(Element data from apps and pages)
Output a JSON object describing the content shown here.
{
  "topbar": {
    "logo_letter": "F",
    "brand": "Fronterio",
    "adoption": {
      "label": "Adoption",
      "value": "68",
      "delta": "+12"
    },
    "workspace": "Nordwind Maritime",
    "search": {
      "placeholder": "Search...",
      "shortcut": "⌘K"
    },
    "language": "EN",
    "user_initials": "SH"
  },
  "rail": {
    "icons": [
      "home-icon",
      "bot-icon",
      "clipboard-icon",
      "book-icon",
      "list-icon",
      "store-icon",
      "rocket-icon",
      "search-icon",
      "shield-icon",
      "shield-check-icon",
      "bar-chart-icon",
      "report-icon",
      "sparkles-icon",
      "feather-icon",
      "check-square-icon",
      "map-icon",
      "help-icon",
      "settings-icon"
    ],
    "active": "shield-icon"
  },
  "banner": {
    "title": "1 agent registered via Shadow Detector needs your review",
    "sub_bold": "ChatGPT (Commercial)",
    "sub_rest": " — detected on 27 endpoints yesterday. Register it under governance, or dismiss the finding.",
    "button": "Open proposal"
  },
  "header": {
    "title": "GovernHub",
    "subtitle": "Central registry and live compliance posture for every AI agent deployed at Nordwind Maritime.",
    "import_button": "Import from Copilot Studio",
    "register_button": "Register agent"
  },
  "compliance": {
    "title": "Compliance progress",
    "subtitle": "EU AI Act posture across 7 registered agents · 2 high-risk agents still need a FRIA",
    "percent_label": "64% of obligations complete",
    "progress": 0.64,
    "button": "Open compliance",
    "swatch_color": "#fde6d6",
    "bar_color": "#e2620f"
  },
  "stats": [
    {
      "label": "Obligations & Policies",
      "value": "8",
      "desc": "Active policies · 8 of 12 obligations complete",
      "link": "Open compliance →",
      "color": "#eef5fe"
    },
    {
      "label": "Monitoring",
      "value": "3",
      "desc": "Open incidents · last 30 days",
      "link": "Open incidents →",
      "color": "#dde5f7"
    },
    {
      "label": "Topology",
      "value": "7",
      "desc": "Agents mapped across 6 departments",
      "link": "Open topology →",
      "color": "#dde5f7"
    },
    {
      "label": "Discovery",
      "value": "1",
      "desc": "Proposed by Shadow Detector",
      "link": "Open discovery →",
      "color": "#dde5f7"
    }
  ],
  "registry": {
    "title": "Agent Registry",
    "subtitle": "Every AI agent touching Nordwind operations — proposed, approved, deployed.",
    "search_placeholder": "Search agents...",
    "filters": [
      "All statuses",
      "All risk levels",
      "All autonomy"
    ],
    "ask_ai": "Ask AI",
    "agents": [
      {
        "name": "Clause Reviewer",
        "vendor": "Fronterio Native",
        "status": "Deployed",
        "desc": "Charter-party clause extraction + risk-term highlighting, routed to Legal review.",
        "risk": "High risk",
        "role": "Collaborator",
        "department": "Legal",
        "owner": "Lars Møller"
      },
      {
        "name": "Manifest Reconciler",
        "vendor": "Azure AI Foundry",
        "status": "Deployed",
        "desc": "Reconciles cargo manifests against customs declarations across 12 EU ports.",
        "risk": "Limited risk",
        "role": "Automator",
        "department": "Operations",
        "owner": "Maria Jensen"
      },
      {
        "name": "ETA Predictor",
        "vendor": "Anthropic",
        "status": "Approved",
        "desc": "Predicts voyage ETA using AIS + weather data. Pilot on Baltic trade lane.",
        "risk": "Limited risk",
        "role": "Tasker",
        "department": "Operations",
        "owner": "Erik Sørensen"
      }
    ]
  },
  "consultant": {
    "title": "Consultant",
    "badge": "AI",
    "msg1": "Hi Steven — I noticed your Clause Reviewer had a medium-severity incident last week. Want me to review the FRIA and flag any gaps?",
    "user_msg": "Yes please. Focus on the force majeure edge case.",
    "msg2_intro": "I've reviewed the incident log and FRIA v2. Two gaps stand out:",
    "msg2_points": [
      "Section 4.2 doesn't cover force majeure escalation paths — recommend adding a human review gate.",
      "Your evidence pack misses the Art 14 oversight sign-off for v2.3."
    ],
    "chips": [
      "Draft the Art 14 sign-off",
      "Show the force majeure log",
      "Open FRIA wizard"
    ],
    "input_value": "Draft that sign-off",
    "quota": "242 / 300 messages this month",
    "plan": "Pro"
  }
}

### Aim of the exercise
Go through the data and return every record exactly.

### Solution to this problem
Output a JSON object describing the content shown here.
{
  "topbar": {
    "logo_letter": "F",
    "brand": "Fronterio",
    "adoption": {
      "label": "Adoption",
      "value": "68",
      "delta": "+12"
    },
    "workspace": "Nordwind Maritime",
    "search": {
      "placeholder": "Search...",
      "shortcut": "⌘K"
    },
    "language": "EN",
    "user_initials": "SH"
  },
  "rail": {
    "icons": [
      "home-icon",
      "bot-icon",
      "clipboard-icon",
      "book-icon",
      "list-icon",
      "store-icon",
      "rocket-icon",
      "search-icon",
      "shield-icon",
      "shield-check-icon",
      "bar-chart-icon",
      "report-icon",
      "sparkles-icon",
      "feather-icon",
      "check-square-icon",
      "map-icon",
      "help-icon",
      "settings-icon"
    ],
    "active": "shield-icon"
  },
  "banner": {
    "title": "1 agent registered via Shadow Detector needs your review",
    "sub_bold": "ChatGPT (Commercial)",
    "sub_rest": " — detected on 27 endpoints yesterday. Register it under governance, or dismiss the finding.",
    "button": "Open proposal"
  },
  "header": {
    "title": "GovernHub",
    "subtitle": "Central registry and live compliance posture for every AI agent deployed at Nordwind Maritime.",
    "import_button": "Import from Copilot Studio",
    "register_button": "Register agent"
  },
  "compliance": {
    "title": "Compliance progress",
    "subtitle": "EU AI Act posture across 7 registered agents · 2 high-risk agents still need a FRIA",
    "percent_label": "64% of obligations complete",
    "progress": 0.64,
    "button": "Open compliance",
    "swatch_color": "#fde6d6",
    "bar_color": "#e2620f"
  },
  "stats": [
    {
      "label": "Obligations & Policies",
      "value": "8",
      "desc": "Active policies · 8 of 12 obligations complete",
      "link": "Open compliance →",
      "color": "#eef5fe"
    },
    {
      "label": "Monitoring",
      "value": "3",
      "desc": "Open incidents · last 30 days",
      "link": "Open incidents →",
      "color": "#dde5f7"
    },
    {
      "label": "Topology",
      "value": "7",
      "desc": "Agents mapped across 6 departments",
      "link": "Open topology →",
      "color": "#dde5f7"
    },
    {
      "label": "Discovery",
      "value": "1",
      "desc": "Proposed by Shadow Detector",
      "link": "Open discovery →",
      "color": "#dde5f7"
    }
  ],
  "registry": {
    "title": "Agent Registry",
    "subtitle": "Every AI agent touching Nordwind operations — proposed, approved, deployed.",
    "search_placeholder": "Search agents...",
    "filters": [
      "All statuses",
      "All risk levels",
      "All autonomy"
    ],
    "ask_ai": "Ask AI",
    "agents": [
      {
        "name": "Clause Reviewer",
        "vendor": "Fronterio Native",
        "status": "Deployed",
        "desc": "Charter-party clause extraction + risk-term highlighting, routed to Legal review.",
        "risk": "High risk",
        "role": "Collaborator",
        "department": "Legal",
        "owner": "Lars Møller"
      },
      {
        "name": "Manifest Reconciler",
        "vendor": "Azure AI Foundry",
        "status": "Deployed",
        "desc": "Reconciles cargo manifests against customs declarations across 12 EU ports.",
        "risk": "Limited risk",
        "role": "Automator",
        "department": "Operations",
        "owner": "Maria Jensen"
      },
      {
        "name": "ETA Predictor",
        "vendor": "Anthropic",
        "status": "Approved",
        "desc": "Predicts voyage ETA using AIS + weather data. Pilot on Baltic trade lane.",
        "risk": "Limited risk",
        "role": "Tasker",
        "department": "Operations",
        "owner": "Erik Sørensen"
      }
    ]
  },
  "consultant": {
    "title": "Consultant",
    "badge": "AI",
    "msg1": "Hi Steven — I noticed your Clause Reviewer had a medium-severity incident last week. Want me to review the FRIA and flag any gaps?",
    "user_msg": "Yes please. Focus on the force majeure edge case.",
    "msg2_intro": "I've reviewed the incident log and FRIA v2. Two gaps stand out:",
    "msg2_points": [
      "Section 4.2 doesn't cover force majeure escalation paths — recommend adding a human review gate.",
      "Your evidence pack misses the Art 14 oversight sign-off for v2.3."
    ],
    "chips": [
      "Draft the Art 14 sign-off",
      "Show the force majeure log",
      "Open FRIA wizard"
    ],
    "input_value": "Draft that sign-off",
    "quota": "242 / 300 messages this month",
    "plan": "Pro"
  }
}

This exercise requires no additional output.